The reasons for getting a divorce that is at-fault based is most likely because there are child custody issues that come up. The other reason for an at-fault divorce may be because there are asset and property division questions. These may be brought up by either party by proving that your spouse was at-fault. This may help you in getting a settlement of the property. Alimony or spousal support is another reason for filing an at-fault divorce.
Nebraska is considered an “equitable property division” state. This means that the income you have and will earn during and after your marriage is yours. The same holds true for your spouse. This may need to be sworn to and you may be asked to submit paperwork that verifies your statement. The more concise the information you submit to the judge, the better you will be able to show your case is valid. However, just because you own property doesn’t make it all yours, though. The judge may divide any property as he or she sees fit.
The state of Nebraska does its utmost to put the best interests of the child before the desires of the parents. The court generally promotes the fact that the child needs to have a relationship with one’s mom and dad after the divorce. The judge may decide that a joint custody arrangement will be the best for the child. Often, the court will question both parents and also speak with the children regarding what they want, too.
The question of child support in Nebraska may arise. The standard of living that the child has become accustomed to in the past will be taken into consideration in this instance, as will the income both parents bring in. Both adults involved are required by law to support the child financially and the child should not be made to suffer because of the demise of the union. The judge will examine and research how much time you spend with your child.
Nebraska law is fairly straightforward, however getting a detailed view takes a lot of time.
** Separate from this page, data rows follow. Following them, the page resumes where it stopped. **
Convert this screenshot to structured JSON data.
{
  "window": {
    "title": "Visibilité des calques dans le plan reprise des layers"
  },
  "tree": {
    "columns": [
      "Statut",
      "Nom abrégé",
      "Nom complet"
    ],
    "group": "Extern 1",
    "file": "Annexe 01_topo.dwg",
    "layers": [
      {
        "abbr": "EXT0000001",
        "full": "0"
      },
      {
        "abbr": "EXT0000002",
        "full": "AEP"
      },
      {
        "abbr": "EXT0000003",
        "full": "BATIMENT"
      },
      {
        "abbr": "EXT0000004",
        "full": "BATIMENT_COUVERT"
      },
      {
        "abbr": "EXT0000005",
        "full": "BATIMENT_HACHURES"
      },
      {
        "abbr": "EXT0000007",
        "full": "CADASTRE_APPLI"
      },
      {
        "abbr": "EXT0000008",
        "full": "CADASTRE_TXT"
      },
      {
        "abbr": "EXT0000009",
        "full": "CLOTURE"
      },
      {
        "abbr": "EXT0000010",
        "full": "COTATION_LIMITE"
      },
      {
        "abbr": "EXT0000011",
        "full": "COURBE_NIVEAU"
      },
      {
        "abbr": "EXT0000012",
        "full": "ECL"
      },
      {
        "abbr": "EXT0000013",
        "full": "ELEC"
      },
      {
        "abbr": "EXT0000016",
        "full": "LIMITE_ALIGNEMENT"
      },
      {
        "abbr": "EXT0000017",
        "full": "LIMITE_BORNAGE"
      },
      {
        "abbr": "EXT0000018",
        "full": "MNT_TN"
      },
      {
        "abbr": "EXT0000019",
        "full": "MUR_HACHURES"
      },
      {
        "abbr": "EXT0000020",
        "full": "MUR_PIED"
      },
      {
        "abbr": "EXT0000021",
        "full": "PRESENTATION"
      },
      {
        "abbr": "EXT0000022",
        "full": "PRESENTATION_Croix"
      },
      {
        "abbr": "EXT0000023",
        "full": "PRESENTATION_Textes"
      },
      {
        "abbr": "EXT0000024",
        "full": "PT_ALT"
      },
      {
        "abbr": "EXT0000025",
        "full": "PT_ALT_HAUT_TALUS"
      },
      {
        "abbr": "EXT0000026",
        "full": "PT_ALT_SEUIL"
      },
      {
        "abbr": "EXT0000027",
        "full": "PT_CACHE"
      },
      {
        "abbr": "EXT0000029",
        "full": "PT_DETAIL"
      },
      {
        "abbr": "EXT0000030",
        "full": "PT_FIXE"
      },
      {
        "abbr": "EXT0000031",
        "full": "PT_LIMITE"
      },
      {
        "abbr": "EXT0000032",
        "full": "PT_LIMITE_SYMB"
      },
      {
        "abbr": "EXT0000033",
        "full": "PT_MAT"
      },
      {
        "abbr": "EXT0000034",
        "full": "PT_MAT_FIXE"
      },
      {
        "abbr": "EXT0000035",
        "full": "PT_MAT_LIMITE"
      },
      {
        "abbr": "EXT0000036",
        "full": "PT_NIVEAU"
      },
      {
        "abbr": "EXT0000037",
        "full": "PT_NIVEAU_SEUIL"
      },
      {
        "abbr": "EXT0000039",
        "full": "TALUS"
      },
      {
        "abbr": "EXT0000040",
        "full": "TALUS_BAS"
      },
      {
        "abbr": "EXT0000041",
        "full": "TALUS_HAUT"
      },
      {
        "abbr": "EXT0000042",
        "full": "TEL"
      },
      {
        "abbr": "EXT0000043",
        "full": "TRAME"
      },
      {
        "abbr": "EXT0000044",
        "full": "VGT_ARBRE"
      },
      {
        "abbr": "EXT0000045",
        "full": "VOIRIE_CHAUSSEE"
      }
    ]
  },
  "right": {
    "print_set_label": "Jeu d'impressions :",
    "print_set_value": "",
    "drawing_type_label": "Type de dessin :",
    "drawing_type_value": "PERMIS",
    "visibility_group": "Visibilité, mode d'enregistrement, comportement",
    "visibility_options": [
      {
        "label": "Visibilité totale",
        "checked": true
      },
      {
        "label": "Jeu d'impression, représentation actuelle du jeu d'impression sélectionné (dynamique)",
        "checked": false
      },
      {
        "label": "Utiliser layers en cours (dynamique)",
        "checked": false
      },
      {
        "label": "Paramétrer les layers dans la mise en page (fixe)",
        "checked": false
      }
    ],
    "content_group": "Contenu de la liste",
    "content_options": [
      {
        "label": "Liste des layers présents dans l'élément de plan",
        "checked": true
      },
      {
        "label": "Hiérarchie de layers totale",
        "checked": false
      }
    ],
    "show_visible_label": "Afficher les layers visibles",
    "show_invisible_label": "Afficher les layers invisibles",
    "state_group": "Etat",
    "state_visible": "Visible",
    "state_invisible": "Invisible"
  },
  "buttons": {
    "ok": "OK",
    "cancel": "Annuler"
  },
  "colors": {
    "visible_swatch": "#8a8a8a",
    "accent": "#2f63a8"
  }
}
You may want to contact an attorney who can help you get that inner view.